--- EXTRACTED DATA Enclosed Below ---

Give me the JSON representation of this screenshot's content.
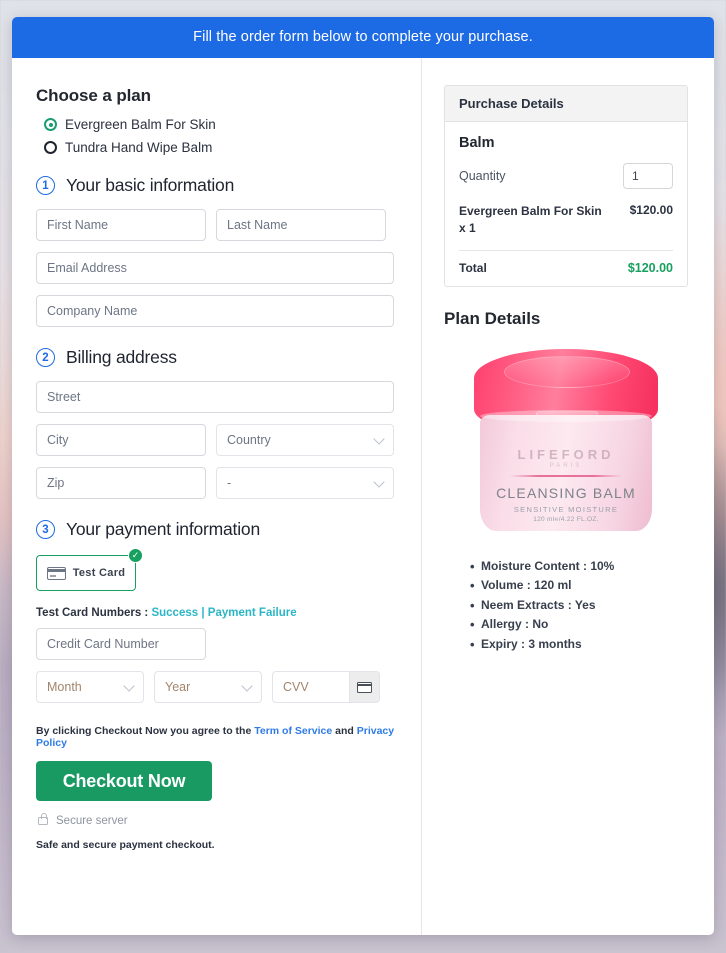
{
  "banner": {
    "text": "Fill the order form below to complete your purchase.",
    "bg_color": "#1d6ae5"
  },
  "plan": {
    "heading": "Choose a plan",
    "options": [
      {
        "label": "Evergreen Balm For Skin",
        "selected": true
      },
      {
        "label": "Tundra Hand Wipe Balm",
        "selected": false
      }
    ],
    "selected_color": "#1a9e6f"
  },
  "steps": [
    {
      "number": "1",
      "title": "Your basic information"
    },
    {
      "number": "2",
      "title": "Billing address"
    },
    {
      "number": "3",
      "title": "Your payment information"
    }
  ],
  "basic_info": {
    "first_name_placeholder": "First Name",
    "last_name_placeholder": "Last Name",
    "email_placeholder": "Email Address",
    "company_placeholder": "Company Name"
  },
  "billing": {
    "street_placeholder": "Street",
    "city_placeholder": "City",
    "country_value": "Country",
    "zip_placeholder": "Zip",
    "state_value": "-"
  },
  "payment": {
    "test_card_label": "Test Card",
    "test_card_selected": true,
    "card_icon": "credit-card-icon",
    "check_icon": "✓",
    "test_numbers_prefix": "Test Card Numbers :",
    "success_link": "Success",
    "separator": "|",
    "failure_link": "Payment Failure",
    "link_color": "#2bb6c6",
    "card_number_placeholder": "Credit Card Number",
    "month_value": "Month",
    "year_value": "Year",
    "cvv_placeholder": "CVV",
    "cvv_icon": "card-back-icon"
  },
  "footer": {
    "terms_prefix": "By clicking Checkout Now you agree to the",
    "terms_link": "Term of Service",
    "terms_and": "and",
    "privacy_link": "Privacy Policy",
    "checkout_label": "Checkout Now",
    "checkout_color": "#1a9a63",
    "secure_icon": "lock-icon",
    "secure_text": "Secure server",
    "safe_text": "Safe and secure payment checkout."
  },
  "purchase": {
    "panel_title": "Purchase Details",
    "product_name": "Balm",
    "quantity_label": "Quantity",
    "quantity_value": "1",
    "line_item": "Evergreen Balm For Skin x 1",
    "line_item_name": "Evergreen Balm For Skin",
    "line_item_qty": "x 1",
    "line_price": "$120.00",
    "total_label": "Total",
    "total_value": "$120.00",
    "total_color": "#17a05f"
  },
  "plan_details": {
    "heading": "Plan Details",
    "product_image": {
      "brand": "LIFEFORD",
      "brand_sub": "PARIS",
      "title": "CLEANSING BALM",
      "subtitle": "SENSITIVE MOISTURE",
      "volume": "120 ml℮/4.22 FL.OZ.",
      "lid_color": "#ff3f6e",
      "body_color": "#fadde8"
    },
    "specs": [
      "Moisture Content : 10%",
      "Volume : 120 ml",
      "Neem Extracts : Yes",
      "Allergy : No",
      "Expiry : 3 months"
    ]
  }
}
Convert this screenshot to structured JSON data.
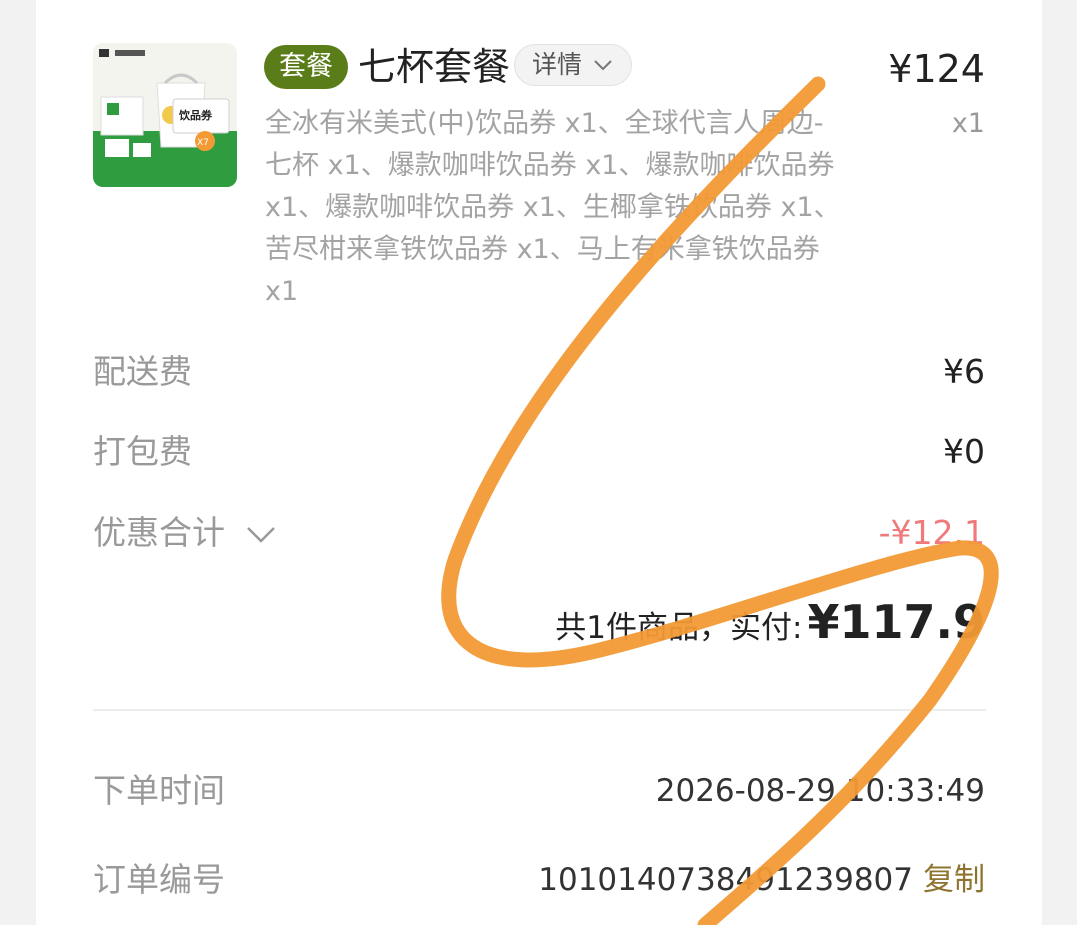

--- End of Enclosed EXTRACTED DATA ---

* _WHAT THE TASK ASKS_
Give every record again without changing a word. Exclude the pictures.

* _RESPONSE AREA_
Give me the JSON representation of this screenshot's content.
{
  "banner": {
    "text": "Fill the order form below to complete your purchase.",
    "bg_color": "#1d6ae5"
  },
  "plan": {
    "heading": "Choose a plan",
    "options": [
      {
        "label": "Evergreen Balm For Skin",
        "selected": true
      },
      {
        "label": "Tundra Hand Wipe Balm",
        "selected": false
      }
    ],
    "selected_color": "#1a9e6f"
  },
  "steps": [
    {
      "number": "1",
      "title": "Your basic information"
    },
    {
      "number": "2",
      "title": "Billing address"
    },
    {
      "number": "3",
      "title": "Your payment information"
    }
  ],
  "basic_info": {
    "first_name_placeholder": "First Name",
    "last_name_placeholder": "Last Name",
    "email_placeholder": "Email Address",
    "company_placeholder": "Company Name"
  },
  "billing": {
    "street_placeholder": "Street",
    "city_placeholder": "City",
    "country_value": "Country",
    "zip_placeholder": "Zip",
    "state_value": "-"
  },
  "payment": {
    "test_card_label": "Test Card",
    "test_card_selected": true,
    "card_icon": "credit-card-icon",
    "check_icon": "✓",
    "test_numbers_prefix": "Test Card Numbers :",
    "success_link": "Success",
    "separator": "|",
    "failure_link": "Payment Failure",
    "link_color": "#2bb6c6",
    "card_number_placeholder": "Credit Card Number",
    "month_value": "Month",
    "year_value": "Year",
    "cvv_placeholder": "CVV",
    "cvv_icon": "card-back-icon"
  },
  "footer": {
    "terms_prefix": "By clicking Checkout Now you agree to the",
    "terms_link": "Term of Service",
    "terms_and": "and",
    "privacy_link": "Privacy Policy",
    "checkout_label": "Checkout Now",
    "checkout_color": "#1a9a63",
    "secure_icon": "lock-icon",
    "secure_text": "Secure server",
    "safe_text": "Safe and secure payment checkout."
  },
  "purchase": {
    "panel_title": "Purchase Details",
    "product_name": "Balm",
    "quantity_label": "Quantity",
    "quantity_value": "1",
    "line_item": "Evergreen Balm For Skin x 1",
    "line_item_name": "Evergreen Balm For Skin",
    "line_item_qty": "x 1",
    "line_price": "$120.00",
    "total_label": "Total",
    "total_value": "$120.00",
    "total_color": "#17a05f"
  },
  "plan_details": {
    "heading": "Plan Details",
    "product_image": {
      "brand": "LIFEFORD",
      "brand_sub": "PARIS",
      "title": "CLEANSING BALM",
      "subtitle": "SENSITIVE MOISTURE",
      "volume": "120 ml℮/4.22 FL.OZ.",
      "lid_color": "#ff3f6e",
      "body_color": "#fadde8"
    },
    "specs": [
      "Moisture Content : 10%",
      "Volume : 120 ml",
      "Neem Extracts : Yes",
      "Allergy : No",
      "Expiry : 3 months"
    ]
  }
}
Convert this screenshot to structured JSON data.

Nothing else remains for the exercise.